“So,” Rodriguez shut off his shower and stood dripping and naked, “we’re in agreement that none of us know anything?”
“Some of us less than others,” Bretavic muttered.
“Yeah,” Maker responded, hoping she was doing the right thing. Hoping her friends wouldn’t suffer from her decision. “I think that’s for the best.” She dried off and slipped on her borrowed clothes. Everyone else was ready by the time she finished. Maker stuffed her ruined suit into her pack; she would have to turn it in to Supply to requisition a new one. She couldn’t see the patch at the bottom, but it felt heavy. The white star on a black background. Mortem. Death.
Day 016, Hour 2100
Maker tossed her entire hand onto the table, not even bothering to attempt a bluff, and looked around the repurposed cargo hold on the Kahlid. Kerry and Gonzales were sitting at another table, their game serious. Rodriguez was laughing and flirting more than he was paying attention to his cards. Bretavic sat across from her, and their eyes met over the piles of chips and handwritten IOUs.
Debriefing had been surprisingly short, quick, and lacking any questions of what, how, and why things had happened on 7b2. Even Commander Soon was unusually quick to close the matter. It only made Maker feel more uneasy. She had tucked the patch in her pocket when she went on duty that morning, and it was still there. She had fought the urge to touch it when she found out one of the injured soldiers under Awls command had died.
The winner crowed and began scooping up his take, and Bretavic’s eyes met hers once more. He refilled his thermos with the moonshine concocted illegally on the ship and raised his glass and the first two fingers on his opposite hand. A Coalition toast.
“Here’s to a hard road a quick one.
A straight shot and a clear one.”
Another soldier joined in on the third line,
“A long kiss and a sweet one.
A good life and a merry one.”
Rodriguez stood, and several others followed, all repeating the well-worn words. Maker stood too, and her mouth moved, but the worry dragging at her, the feeling of a burning knife cutting into her skull. Slimy fingers probing at her face. Blood on her chin. Fear that there was something wrong with her. Something broken. Fear that she knew what that might be – and fear that anyone else would ever know. Thick embroidery of an unfamiliar symbol under her fingers. Mortem. Death. It all swirled and tightened inside her and kept the sound locked in her throat.

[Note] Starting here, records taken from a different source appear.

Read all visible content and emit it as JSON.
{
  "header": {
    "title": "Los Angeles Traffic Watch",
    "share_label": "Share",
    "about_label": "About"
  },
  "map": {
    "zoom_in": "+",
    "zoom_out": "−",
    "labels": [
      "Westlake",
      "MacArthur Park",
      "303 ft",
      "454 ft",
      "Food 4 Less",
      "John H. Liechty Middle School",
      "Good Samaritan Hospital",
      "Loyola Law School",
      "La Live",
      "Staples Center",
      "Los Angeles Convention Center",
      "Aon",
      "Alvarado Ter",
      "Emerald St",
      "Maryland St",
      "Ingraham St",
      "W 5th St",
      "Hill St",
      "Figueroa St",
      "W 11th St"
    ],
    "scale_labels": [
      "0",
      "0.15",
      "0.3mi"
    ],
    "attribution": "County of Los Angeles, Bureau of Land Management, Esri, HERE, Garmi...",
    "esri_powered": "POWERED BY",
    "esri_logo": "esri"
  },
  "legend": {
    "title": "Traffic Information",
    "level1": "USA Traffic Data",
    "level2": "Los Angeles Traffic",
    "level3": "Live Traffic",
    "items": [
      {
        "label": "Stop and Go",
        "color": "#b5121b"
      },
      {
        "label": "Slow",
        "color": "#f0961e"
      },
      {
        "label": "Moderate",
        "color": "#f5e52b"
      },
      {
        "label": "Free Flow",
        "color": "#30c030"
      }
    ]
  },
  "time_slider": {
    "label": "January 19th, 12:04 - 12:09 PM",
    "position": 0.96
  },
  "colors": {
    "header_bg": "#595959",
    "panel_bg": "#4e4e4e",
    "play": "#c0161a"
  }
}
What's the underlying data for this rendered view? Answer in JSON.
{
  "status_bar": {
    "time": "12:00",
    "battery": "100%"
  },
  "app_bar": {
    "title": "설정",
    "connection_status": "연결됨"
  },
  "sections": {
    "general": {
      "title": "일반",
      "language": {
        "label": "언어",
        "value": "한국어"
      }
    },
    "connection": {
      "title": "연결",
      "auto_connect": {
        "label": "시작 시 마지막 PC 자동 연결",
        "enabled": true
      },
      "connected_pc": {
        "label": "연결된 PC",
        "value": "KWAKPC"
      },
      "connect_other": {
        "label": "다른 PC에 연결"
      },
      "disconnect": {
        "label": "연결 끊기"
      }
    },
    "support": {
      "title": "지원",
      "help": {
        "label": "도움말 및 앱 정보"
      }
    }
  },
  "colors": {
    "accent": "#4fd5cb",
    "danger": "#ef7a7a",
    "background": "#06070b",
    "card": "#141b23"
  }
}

“Here’s to a soldier and a brave one.
A knife and a sharp one.
An enemy and a dead one.
A quick death and an easy one.”